§ **INSTRUCTIONS TO FOLLOW**
What you write should match, word for word, the lines from the one containing "Output a JSON" through the end of the data, with no pictures.

Element data from apps and pages:
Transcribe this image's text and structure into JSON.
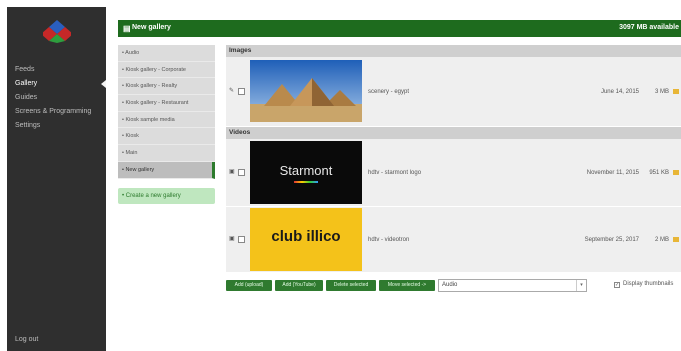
{
  "sidebar": {
    "items": [
      {
        "label": "Feeds"
      },
      {
        "label": "Gallery"
      },
      {
        "label": "Guides"
      },
      {
        "label": "Screens & Programming"
      },
      {
        "label": "Settings"
      }
    ],
    "logout_label": "Log out"
  },
  "header": {
    "title": "New gallery",
    "available": "3097 MB available"
  },
  "galleries": {
    "items": [
      {
        "label": "• Audio"
      },
      {
        "label": "• Kiosk gallery - Corporate"
      },
      {
        "label": "• Kiosk gallery - Realty"
      },
      {
        "label": "• Kiosk gallery - Restaurant"
      },
      {
        "label": "• Kiosk sample media"
      },
      {
        "label": "• Kiosk"
      },
      {
        "label": "• Main"
      },
      {
        "label": "• New gallery"
      }
    ],
    "create_label": "• Create a new gallery"
  },
  "main": {
    "images_heading": "Images",
    "videos_heading": "Videos",
    "images": [
      {
        "name": "scenery - egypt",
        "date": "June 14, 2015",
        "size": "3 MB"
      }
    ],
    "videos": [
      {
        "name": "hdtv - starmont logo",
        "date": "November 11, 2015",
        "size": "951 KB",
        "thumb_text": "Starmont"
      },
      {
        "name": "hdtv - videotron",
        "date": "September 25, 2017",
        "size": "2 MB",
        "thumb_text": "club illico"
      }
    ]
  },
  "toolbar": {
    "add_upload": "Add (upload)",
    "add_youtube": "Add (YouTube)",
    "delete_selected": "Delete selected",
    "move_selected": "Move selected ->",
    "move_target": "Audio",
    "display_thumbnails": "Display thumbnails"
  },
  "colors": {
    "header_green": "#1e6b1e",
    "button_green": "#2f7a2f",
    "sidebar_dark": "#2f2f2f"
  }
}
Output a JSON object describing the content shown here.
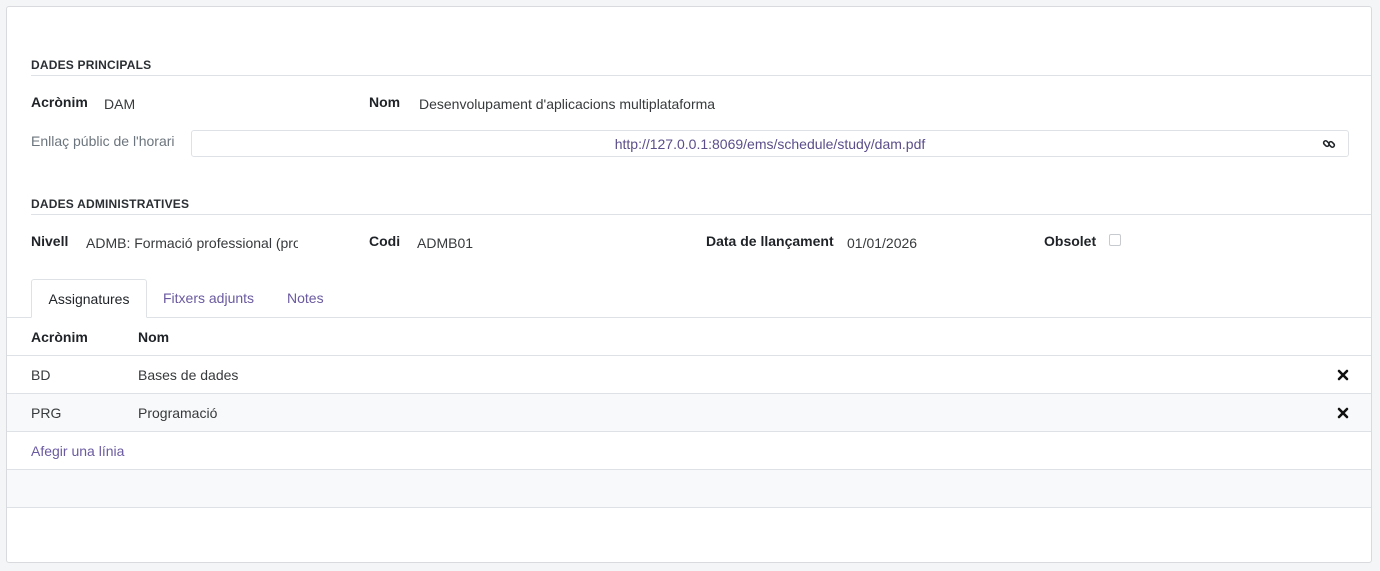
{
  "sections": {
    "principal": "DADES PRINCIPALS",
    "administrative": "DADES ADMINISTRATIVES"
  },
  "fields": {
    "acronym_label": "Acrònim",
    "acronym_value": "DAM",
    "name_label": "Nom",
    "name_value": "Desenvolupament d'aplicacions multiplataforma",
    "schedule_link_label": "Enllaç públic de l'horari",
    "schedule_link_value": "http://127.0.0.1:8069/ems/schedule/study/dam.pdf",
    "level_label": "Nivell",
    "level_value": "ADMB: Formació professional (pro",
    "code_label": "Codi",
    "code_value": "ADMB01",
    "launch_date_label": "Data de llançament",
    "launch_date_value": "01/01/2026",
    "obsolete_label": "Obsolet",
    "obsolete_checked": false
  },
  "tabs": [
    {
      "label": "Assignatures",
      "active": true
    },
    {
      "label": "Fitxers adjunts",
      "active": false
    },
    {
      "label": "Notes",
      "active": false
    }
  ],
  "table": {
    "columns": [
      "Acrònim",
      "Nom"
    ],
    "rows": [
      {
        "acronym": "BD",
        "name": "Bases de dades"
      },
      {
        "acronym": "PRG",
        "name": "Programació"
      }
    ],
    "add_line_label": "Afegir una línia"
  },
  "icons": {
    "link": "link-icon",
    "delete": "close-icon"
  },
  "colors": {
    "link": "#6a5aa0",
    "url": "#5b4e8a",
    "border": "#dee2e6"
  }
}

§ **RESPONSE**
Output a JSON object describing the content shown here.
{
  "sections": {
    "principal": "DADES PRINCIPALS",
    "administrative": "DADES ADMINISTRATIVES"
  },
  "fields": {
    "acronym_label": "Acrònim",
    "acronym_value": "DAM",
    "name_label": "Nom",
    "name_value": "Desenvolupament d'aplicacions multiplataforma",
    "schedule_link_label": "Enllaç públic de l'horari",
    "schedule_link_value": "http://127.0.0.1:8069/ems/schedule/study/dam.pdf",
    "level_label": "Nivell",
    "level_value": "ADMB: Formació professional (pro",
    "code_label": "Codi",
    "code_value": "ADMB01",
    "launch_date_label": "Data de llançament",
    "launch_date_value": "01/01/2026",
    "obsolete_label": "Obsolet",
    "obsolete_checked": false
  },
  "tabs": [
    {
      "label": "Assignatures",
      "active": true
    },
    {
      "label": "Fitxers adjunts",
      "active": false
    },
    {
      "label": "Notes",
      "active": false
    }
  ],
  "table": {
    "columns": [
      "Acrònim",
      "Nom"
    ],
    "rows": [
      {
        "acronym": "BD",
        "name": "Bases de dades"
      },
      {
        "acronym": "PRG",
        "name": "Programació"
      }
    ],
    "add_line_label": "Afegir una línia"
  },
  "icons": {
    "link": "link-icon",
    "delete": "close-icon"
  },
  "colors": {
    "link": "#6a5aa0",
    "url": "#5b4e8a",
    "border": "#dee2e6"
  }
}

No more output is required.